How to use the IN operator with an Expression List

In this video we’ll walk you though how to use the IN operator; we’ll show you why you would want to use the IN operator and how to avoid some pitfalls associated with NULL.

The IN operator matches a column to a list.  Once you’ve gone through this article, I would recommend watching our next Essential SQL Minute to continue learn more about SQL Server!

Once you have watched the video check out the sample code below.  I’ve also included a transcript for you to use.

This is an SQL Minute on the IN Operator!

Welcome to another Essential SQL Minute. In this segment, we’re going to learn how to use the IN clause with an expression list. We’re going to use the in operator to compare a column to a list of values.

IN Operator Comparison

IN Operator Summary

Let’s go to our example here, so we have the IN clause being used to compare the IsoAlpha3Code to a list of one or three values. This is equivalent to comparing the IsoAlpha3Code to those saved values, but using the equal sign in conjunction with an OR so let’s go see how this is done using the query analyzer.

I brought in the query into the query analyzer. Here, you can see I have WHERE clause with that IsoAlpha3Code, the same line and that’s what I run it up.

SELECT CountryID
      ,CountryName
      ,IsoAlpha3Code
FROM  Application.Countries
WHERE IsoAlpha3Code IN ('JAM','JOR', 'JPN')

It is up here. You can see it brings back three countries where the IsoAlpha3Code equals JAM, JPN or JOR.

IN Operator Results

IN Operator Example Results

Now, I could also use the NOT with IN and what it will do is bring back every country whose IsoAlpha3Code is not JAM, JOR or JPN, so basically anything that’s not in this list.   What I can do is just put a NOT here (see red text).

SELECT CountryID
      ,CountryName
      ,IsoAlpha3Code
 FROM  Application.Countries
 WHERE IsoAlpha3Code NOT IN ('JAM','JOR', 'JPN')

When I run this, I get many more countries back.

NOT IN Operator Results

NOT IN Operator Example Results

I can also use the IN clause with integers, so for instance, instead of using the IsoAlpha3Code, maybe I use the IsoNumericCode like we had in some other examples in previous lessons. You can see here I’m using it a numeric code.
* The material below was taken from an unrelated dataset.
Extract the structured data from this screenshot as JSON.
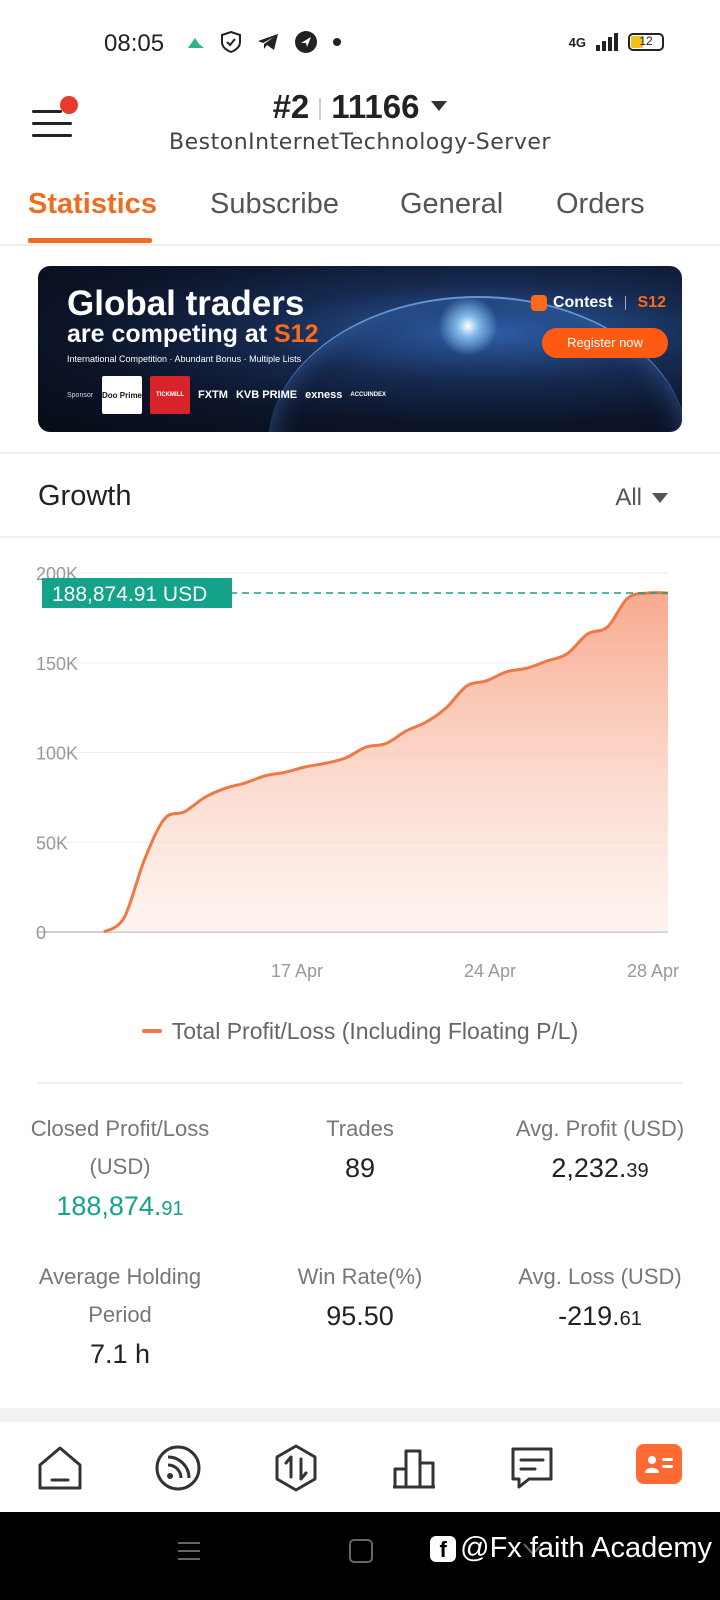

It’s bringing back rows.

SELECT CountryID
      ,CountryName
      ,IsoAlpha3Code
      ,IsoNumericCode
FROM  Application.Countries
WHERE IsoNumericCode IN ( 388, 392, 400)

One thing I want to point out is that if your list has null values in it, you can get some weird results so let me show you a list here where we have NULL in and I run it.

SELECT CountryID
      ,CountryName
      ,IsoAlpha3Code
 FROM  Application.Countries
 WHERE IsoAlpha3Code IN ('JAM','JOR', 'JPN', NULL)

Here, we have null and I get three rows back, seems expected because I have the three that match, which makes sense, but if I put a NOT here and I run this, you think I would be getting everything back that’s not these three rows like in the past. There are like maybe 100 or so rows, but when I execute this, I don’t get any rows back.

SELECT CountryID
      ,CountryName
      ,IsoAlpha3Code
 FROM  Application.Countries
 WHERE IsoAlpha3Code NOT IN ('JAM','JOR', 'JPN', NULL)

It seems strange, doesn’t it?

…and it’s because none of the rows that I have in my original table have null in the IsoAlpha3Code.

So let me take the NULL out and now run this and as you see, I get all the rows back.

Here’s a case where having the NULL value in the list can cause some confusion and I think you need to be aware that that can cause an issue.

So I hope you enjoyed this SQL minute and you can use IN to help you advance your techniques of using another select statement.

Kris Wenzel
 

Kris Wenzel has been working with databases over the past 28 years as a developer, analyst, and DBA. He has a BSE in Computer Engineering from the University of Michigan and an MBA from the University of Notre Dame. Kris has written hundreds of blog articles and many online courses. He is loves helping others learn SQL.